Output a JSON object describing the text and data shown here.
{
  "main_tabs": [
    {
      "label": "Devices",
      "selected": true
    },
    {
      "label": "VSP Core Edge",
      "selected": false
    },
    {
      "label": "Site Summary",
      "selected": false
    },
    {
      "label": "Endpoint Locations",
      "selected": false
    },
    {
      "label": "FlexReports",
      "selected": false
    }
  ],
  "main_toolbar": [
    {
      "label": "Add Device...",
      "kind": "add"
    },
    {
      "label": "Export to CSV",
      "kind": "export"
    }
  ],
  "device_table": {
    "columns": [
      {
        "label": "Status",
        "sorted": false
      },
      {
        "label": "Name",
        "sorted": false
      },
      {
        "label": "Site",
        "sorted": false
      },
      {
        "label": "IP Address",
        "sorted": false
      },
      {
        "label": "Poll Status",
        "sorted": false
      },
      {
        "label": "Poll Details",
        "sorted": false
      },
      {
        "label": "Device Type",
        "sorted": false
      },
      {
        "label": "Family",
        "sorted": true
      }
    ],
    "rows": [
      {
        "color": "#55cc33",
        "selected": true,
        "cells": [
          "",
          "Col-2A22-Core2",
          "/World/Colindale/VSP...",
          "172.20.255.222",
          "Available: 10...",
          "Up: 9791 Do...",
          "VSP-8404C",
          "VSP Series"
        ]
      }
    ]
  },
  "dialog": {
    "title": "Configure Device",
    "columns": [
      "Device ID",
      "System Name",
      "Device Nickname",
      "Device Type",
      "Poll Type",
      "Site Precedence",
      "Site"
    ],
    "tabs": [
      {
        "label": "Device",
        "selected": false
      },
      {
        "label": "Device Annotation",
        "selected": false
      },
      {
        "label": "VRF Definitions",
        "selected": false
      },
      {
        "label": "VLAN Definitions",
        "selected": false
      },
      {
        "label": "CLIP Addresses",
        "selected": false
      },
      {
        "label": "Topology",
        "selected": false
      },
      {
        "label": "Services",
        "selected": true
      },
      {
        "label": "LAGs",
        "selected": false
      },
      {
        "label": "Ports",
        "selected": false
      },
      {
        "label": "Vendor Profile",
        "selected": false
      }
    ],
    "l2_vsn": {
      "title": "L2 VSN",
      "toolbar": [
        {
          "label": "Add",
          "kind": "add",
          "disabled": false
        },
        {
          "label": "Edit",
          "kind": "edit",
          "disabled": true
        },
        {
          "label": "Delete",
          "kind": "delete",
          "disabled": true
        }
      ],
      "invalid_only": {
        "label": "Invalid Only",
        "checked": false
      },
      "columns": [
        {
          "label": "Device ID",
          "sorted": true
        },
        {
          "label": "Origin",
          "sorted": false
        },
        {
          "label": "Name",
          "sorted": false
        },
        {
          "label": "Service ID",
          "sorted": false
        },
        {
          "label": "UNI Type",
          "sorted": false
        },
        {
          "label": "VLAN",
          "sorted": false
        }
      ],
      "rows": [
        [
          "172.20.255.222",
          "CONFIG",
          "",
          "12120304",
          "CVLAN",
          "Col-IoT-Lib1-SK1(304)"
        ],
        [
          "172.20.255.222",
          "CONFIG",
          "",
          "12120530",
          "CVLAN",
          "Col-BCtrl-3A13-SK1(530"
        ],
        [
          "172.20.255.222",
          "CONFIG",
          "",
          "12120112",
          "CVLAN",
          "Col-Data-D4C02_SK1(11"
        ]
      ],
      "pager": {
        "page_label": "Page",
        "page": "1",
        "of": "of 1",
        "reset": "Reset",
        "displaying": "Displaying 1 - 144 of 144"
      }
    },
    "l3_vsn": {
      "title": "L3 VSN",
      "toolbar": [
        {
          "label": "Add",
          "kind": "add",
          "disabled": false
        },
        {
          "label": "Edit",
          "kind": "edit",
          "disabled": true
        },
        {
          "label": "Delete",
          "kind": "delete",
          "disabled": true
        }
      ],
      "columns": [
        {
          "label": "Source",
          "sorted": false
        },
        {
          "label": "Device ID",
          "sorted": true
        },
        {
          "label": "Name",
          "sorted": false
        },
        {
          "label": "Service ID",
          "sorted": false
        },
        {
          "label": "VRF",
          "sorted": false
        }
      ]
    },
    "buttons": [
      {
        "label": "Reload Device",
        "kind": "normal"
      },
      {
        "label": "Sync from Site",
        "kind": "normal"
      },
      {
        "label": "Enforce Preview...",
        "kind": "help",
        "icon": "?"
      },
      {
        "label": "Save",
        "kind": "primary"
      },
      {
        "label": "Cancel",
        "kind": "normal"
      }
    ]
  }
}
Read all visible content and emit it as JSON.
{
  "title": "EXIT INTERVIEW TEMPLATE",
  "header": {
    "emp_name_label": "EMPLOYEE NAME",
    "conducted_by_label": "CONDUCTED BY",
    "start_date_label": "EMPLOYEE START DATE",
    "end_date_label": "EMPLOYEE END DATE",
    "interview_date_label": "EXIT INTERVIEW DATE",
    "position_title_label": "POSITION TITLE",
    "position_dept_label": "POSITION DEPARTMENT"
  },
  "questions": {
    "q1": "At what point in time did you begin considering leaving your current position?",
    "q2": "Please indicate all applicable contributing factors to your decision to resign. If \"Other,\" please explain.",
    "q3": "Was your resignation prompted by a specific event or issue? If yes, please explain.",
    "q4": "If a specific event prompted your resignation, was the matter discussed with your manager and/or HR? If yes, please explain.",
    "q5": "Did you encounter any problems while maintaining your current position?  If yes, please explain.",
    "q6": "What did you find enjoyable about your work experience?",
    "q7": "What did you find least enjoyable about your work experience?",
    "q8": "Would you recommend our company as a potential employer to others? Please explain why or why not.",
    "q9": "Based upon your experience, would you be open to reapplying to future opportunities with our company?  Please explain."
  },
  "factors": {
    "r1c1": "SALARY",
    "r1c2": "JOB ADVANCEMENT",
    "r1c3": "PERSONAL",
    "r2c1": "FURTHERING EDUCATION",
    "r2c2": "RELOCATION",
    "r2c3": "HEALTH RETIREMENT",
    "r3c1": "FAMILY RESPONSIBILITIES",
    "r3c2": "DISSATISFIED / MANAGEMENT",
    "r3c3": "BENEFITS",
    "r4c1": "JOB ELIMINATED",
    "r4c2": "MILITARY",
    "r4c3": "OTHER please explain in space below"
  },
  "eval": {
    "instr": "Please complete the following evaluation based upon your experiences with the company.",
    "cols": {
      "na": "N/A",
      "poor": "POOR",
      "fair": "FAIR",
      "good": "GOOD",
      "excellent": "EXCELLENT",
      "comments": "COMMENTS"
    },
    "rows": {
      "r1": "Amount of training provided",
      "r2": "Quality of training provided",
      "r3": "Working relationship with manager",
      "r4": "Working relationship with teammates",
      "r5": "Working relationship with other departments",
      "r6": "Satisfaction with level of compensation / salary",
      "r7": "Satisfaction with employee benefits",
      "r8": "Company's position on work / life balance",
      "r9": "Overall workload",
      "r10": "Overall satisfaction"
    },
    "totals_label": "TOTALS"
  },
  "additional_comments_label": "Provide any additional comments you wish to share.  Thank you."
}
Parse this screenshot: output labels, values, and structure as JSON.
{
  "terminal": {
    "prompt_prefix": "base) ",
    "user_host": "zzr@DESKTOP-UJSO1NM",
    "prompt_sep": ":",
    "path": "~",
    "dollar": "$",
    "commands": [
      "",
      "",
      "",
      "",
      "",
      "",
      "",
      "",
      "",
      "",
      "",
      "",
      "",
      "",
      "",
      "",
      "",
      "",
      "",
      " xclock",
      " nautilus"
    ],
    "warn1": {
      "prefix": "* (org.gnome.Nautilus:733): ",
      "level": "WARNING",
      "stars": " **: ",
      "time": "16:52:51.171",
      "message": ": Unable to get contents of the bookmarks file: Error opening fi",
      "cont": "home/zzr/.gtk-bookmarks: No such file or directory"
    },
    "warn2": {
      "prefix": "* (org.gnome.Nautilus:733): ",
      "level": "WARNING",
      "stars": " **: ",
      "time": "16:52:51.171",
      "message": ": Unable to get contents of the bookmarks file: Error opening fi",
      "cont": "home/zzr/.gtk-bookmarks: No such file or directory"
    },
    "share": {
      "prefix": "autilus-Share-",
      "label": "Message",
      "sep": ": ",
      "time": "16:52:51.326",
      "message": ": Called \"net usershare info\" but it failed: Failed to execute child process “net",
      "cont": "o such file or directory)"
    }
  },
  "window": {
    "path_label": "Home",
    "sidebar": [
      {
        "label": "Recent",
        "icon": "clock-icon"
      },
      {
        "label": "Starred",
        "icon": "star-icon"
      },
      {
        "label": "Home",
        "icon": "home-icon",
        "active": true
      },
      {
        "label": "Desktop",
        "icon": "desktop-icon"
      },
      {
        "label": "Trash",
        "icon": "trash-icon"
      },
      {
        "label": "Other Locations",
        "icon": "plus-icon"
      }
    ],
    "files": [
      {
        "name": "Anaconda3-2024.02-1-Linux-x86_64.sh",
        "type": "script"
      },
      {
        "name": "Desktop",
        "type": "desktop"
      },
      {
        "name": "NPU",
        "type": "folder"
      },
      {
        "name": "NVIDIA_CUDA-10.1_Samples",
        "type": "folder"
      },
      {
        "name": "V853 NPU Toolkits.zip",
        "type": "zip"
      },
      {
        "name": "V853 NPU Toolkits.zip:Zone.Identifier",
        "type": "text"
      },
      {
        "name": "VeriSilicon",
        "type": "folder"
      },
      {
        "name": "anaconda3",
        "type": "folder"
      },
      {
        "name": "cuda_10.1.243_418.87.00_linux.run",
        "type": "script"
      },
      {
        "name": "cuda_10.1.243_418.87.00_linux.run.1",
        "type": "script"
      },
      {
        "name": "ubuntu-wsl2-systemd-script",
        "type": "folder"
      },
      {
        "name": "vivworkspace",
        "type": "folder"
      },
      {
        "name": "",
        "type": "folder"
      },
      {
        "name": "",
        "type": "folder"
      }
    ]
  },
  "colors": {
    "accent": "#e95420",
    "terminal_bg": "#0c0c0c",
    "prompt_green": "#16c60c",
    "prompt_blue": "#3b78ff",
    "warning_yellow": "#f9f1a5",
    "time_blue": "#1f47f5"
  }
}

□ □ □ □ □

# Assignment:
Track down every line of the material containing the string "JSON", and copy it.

# Output below:
Output a JSON object describing the text and data shown here.
Read all visible content and emit it as JSON.
Parse this screenshot: output labels, values, and structure as JSON.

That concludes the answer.